Hi there ZA, oh dear, I couldn't empathise with you more. The lingering smell of fish curry is enough to turn me off my work for the remainder of the week - and that's when I'm in my own space, let alone that of others.
The first thought that springs to mind is where do your managers eat - if smells and flies are around you, why are they not around them too? Now there's probably many hypothesising rather comical reasons when reading this, yet I am wondering if the managers simply choose to eat out every day?
What worries me is that when there's a different scenario for some, varying degrees of empathy can exist. I've seen this for years when senior people had one canteen and were very happy with the food and their eating environment, and the junior people were to experience a totally different canteen. How is this fair and, more so, how can one 'feel' the other's viewpoint? Why not suggest to your managers that for one week, everyone chooses to eat takeaway inside the office, to gauge reactions. What's good for the goose is good for the gander - right?

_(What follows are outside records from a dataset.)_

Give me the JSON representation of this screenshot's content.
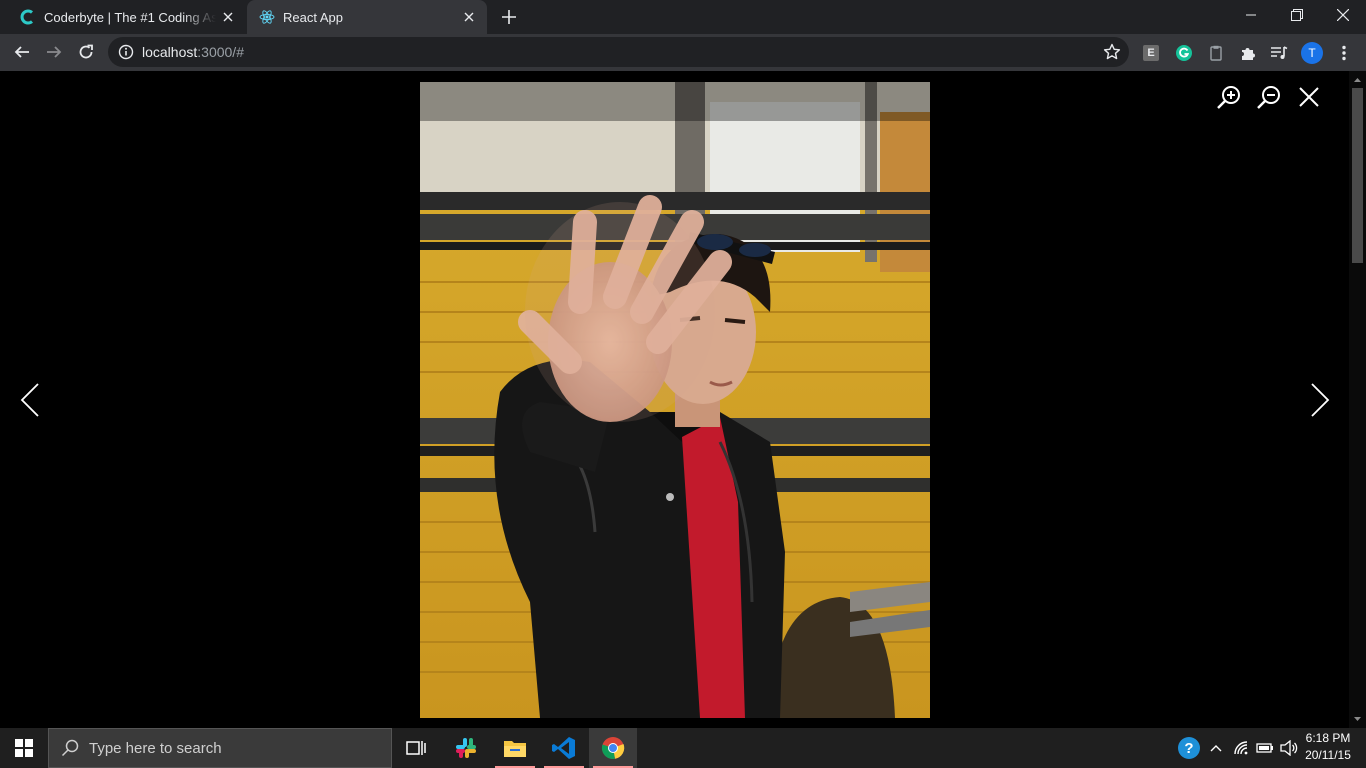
{
  "browser": {
    "tabs": [
      {
        "title": "Coderbyte | The #1 Coding Assessment",
        "favicon": "coderbyte-icon",
        "active": false
      },
      {
        "title": "React App",
        "favicon": "react-icon",
        "active": true
      }
    ],
    "url_host": "localhost",
    "url_rest": ":3000/#",
    "profile_initial": "T",
    "extensions": [
      "e-extension-icon",
      "grammarly-icon",
      "clipboard-extension-icon",
      "puzzle-icon",
      "media-control-icon"
    ]
  },
  "viewer": {
    "image_alt": "Man in black leather jacket holding hand out in front of yellow school bus",
    "controls": [
      "zoom-in-icon",
      "zoom-out-icon",
      "close-icon"
    ],
    "nav": [
      "previous-arrow-icon",
      "next-arrow-icon"
    ]
  },
  "taskbar": {
    "search_placeholder": "Type here to search",
    "apps": [
      "task-view-icon",
      "slack-icon",
      "file-explorer-icon",
      "vscode-icon",
      "chrome-icon"
    ],
    "time": "6:18 PM",
    "date": "20/11/15"
  },
  "colors": {
    "tabstrip": "#202124",
    "toolbar": "#35363a",
    "profile": "#1a73e8",
    "bus_yellow": "#d7a928"
  }
}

The second thought is why is this being addressed only now; what may have changed that has made this a priority now? I trust that no highly productive employee with sensitivities has had to leave, or no prospective employee has chosen not to accept a job due to this environment.

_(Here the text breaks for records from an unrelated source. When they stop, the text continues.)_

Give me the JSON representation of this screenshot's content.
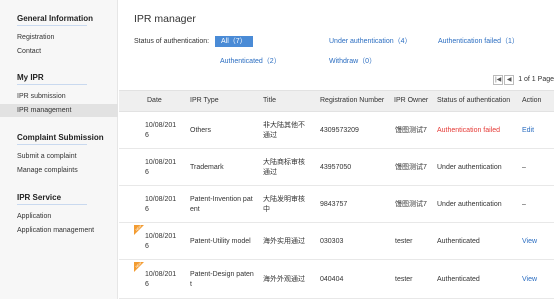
{
  "sidebar": {
    "sections": [
      {
        "title": "General Information",
        "items": [
          "Registration",
          "Contact"
        ]
      },
      {
        "title": "My IPR",
        "items": [
          "IPR submission",
          "IPR management"
        ]
      },
      {
        "title": "Complaint Submission",
        "items": [
          "Submit a complaint",
          "Manage complaints"
        ]
      },
      {
        "title": "IPR Service",
        "items": [
          "Application",
          "Application management"
        ]
      }
    ],
    "active_item": "IPR management"
  },
  "main": {
    "title": "IPR manager",
    "filter_label": "Status of authentication:",
    "filters": {
      "all": "All（7）",
      "under_auth": "Under authentication（4）",
      "auth_failed": "Authentication failed（1）",
      "authenticated": "Authenticated（2）",
      "withdraw": "Withdraw（0）"
    },
    "pager": {
      "first": "|◀",
      "prev": "◀",
      "text": "1 of 1 Page"
    },
    "table": {
      "headers": {
        "date": "Date",
        "type": "IPR Type",
        "title": "Title",
        "reg": "Registration Number",
        "owner": "IPR Owner",
        "status": "Status of authentication",
        "action": "Action"
      },
      "rows": [
        {
          "date_l1": "10/08/201",
          "date_l2": "6",
          "type_l1": "Others",
          "type_l2": "",
          "title_l1": "非大陆其他不",
          "title_l2": "通过",
          "reg": "4309573209",
          "owner": "馒图测试7",
          "status": "Authentication failed",
          "action": "Edit",
          "badge": ""
        },
        {
          "date_l1": "10/08/201",
          "date_l2": "6",
          "type_l1": "Trademark",
          "type_l2": "",
          "title_l1": "大陆商标审核",
          "title_l2": "通过",
          "reg": "43957050",
          "owner": "馒图测试7",
          "status": "Under authentication",
          "action": "–",
          "badge": ""
        },
        {
          "date_l1": "10/08/201",
          "date_l2": "6",
          "type_l1": "Patent-Invention pat",
          "type_l2": "ent",
          "title_l1": "大陆发明审核",
          "title_l2": "中",
          "reg": "9843757",
          "owner": "馒图测试7",
          "status": "Under authentication",
          "action": "–",
          "badge": ""
        },
        {
          "date_l1": "10/08/201",
          "date_l2": "6",
          "type_l1": "Patent-Utility model",
          "type_l2": "",
          "title_l1": "海外实用通过",
          "title_l2": "",
          "reg": "030303",
          "owner": "tester",
          "status": "Authenticated",
          "action": "View",
          "badge": "NEW"
        },
        {
          "date_l1": "10/08/201",
          "date_l2": "6",
          "type_l1": "Patent-Design paten",
          "type_l2": "t",
          "title_l1": "海外外观通过",
          "title_l2": "",
          "reg": "040404",
          "owner": "tester",
          "status": "Authenticated",
          "action": "View",
          "badge": "NEW"
        }
      ]
    }
  },
  "colors": {
    "link": "#2a6dc1",
    "error": "#e53935",
    "active_filter": "#4a8bd6",
    "badge": "#f39c31"
  }
}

ZA, while you have not communicated if your role indeed holds you accountable for the productivity of others, my third thought is whether you have your own priorities clear. You seem very happy for people to be sitting at their desks through what is their right for free time, if they could only do so without negatively affecting others through smelly food. Come on, you can't have it both ways. What is productivity to you - half-hearted focus on work and the other half on curry, chips and shawarma, or clear, sharp attention to detail and response? I'm really wondering if they could eat with no smell at all, you may conveniently even forget that they do have a right to an hour off - take time to reflect and be honest with yourself here. We are all, after all, only human - how long does your own span of attention last without the need for a break?

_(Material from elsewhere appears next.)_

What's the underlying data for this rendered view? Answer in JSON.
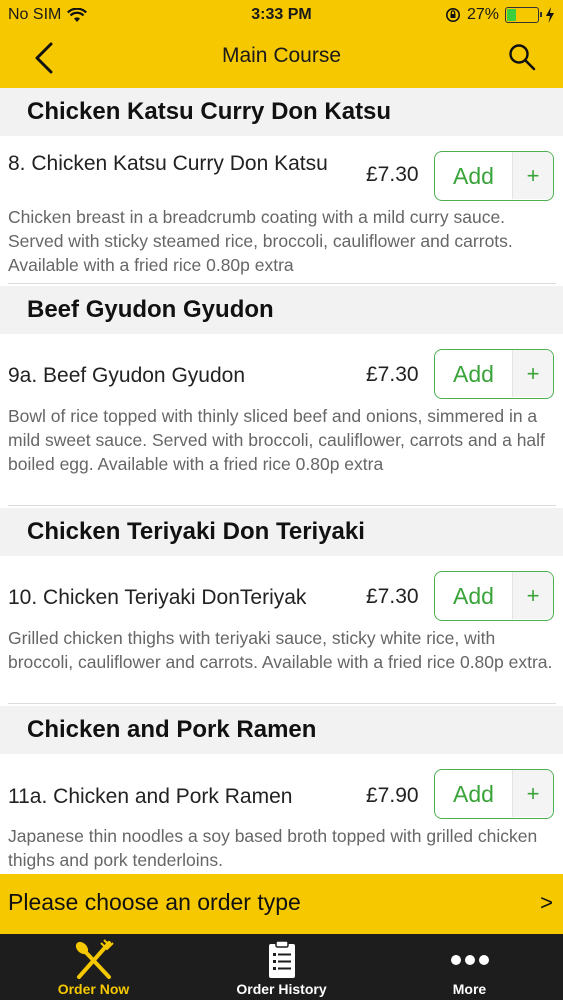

My fourth and final thought would be to look at options to change the situation. Consider:
• Is the business one that can afford to close down for a common time for all to move outside?
• Is there a way to contain the smell (like they do in the airport smoking rooms)?
• Is there room for a rostered system, for joint accountability?
• Is it time for an office helping hand to be hired?
• Is there room for a "consider others" campaign?
How about going for gold with this one - both productivity and refreshed afternoon attitudes. Notice when we looked at this issue closely, the problem we thought existed really isn't the issue after all.
Look beyond the smell to discover what's really going on.
Debbie Nicol, the managing director of the Dubai-based Business en Motion, is a consultant on leadership and organisational development, strategic change and corporate culture. Email her at email@example.com for the Workplace Doctor's advice on your challenges, whether as an employee, a manager or a colleague.